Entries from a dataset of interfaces
|---|

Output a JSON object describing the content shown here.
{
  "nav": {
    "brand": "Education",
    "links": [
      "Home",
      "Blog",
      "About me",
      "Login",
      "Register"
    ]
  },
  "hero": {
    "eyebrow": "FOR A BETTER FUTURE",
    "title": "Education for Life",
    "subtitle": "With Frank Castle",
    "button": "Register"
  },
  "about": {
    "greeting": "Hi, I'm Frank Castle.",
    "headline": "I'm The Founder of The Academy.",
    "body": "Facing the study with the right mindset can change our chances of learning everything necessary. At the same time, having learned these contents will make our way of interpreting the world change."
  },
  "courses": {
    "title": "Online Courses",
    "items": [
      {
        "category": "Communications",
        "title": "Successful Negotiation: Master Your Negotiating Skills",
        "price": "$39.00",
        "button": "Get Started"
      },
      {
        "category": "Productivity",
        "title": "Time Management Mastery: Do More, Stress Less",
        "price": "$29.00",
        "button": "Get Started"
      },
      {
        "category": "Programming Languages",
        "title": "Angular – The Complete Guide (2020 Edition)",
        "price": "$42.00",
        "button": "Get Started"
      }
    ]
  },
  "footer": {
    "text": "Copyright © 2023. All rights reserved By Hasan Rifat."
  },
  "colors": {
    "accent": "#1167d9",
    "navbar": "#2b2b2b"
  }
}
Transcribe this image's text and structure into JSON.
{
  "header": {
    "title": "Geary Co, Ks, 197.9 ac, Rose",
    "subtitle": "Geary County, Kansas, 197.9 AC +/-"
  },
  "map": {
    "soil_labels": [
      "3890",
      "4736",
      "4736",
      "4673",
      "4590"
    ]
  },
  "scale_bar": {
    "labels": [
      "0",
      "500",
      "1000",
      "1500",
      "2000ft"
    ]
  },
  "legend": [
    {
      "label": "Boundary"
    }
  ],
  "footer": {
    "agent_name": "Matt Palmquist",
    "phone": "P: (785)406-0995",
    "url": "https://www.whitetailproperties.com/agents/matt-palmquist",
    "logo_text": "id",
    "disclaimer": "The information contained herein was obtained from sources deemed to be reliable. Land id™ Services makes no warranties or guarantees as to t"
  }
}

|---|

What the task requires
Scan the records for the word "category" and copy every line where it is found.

Solution to this exercise
        "category": "Communications",
        "category": "Productivity",
        "category": "Programming Languages",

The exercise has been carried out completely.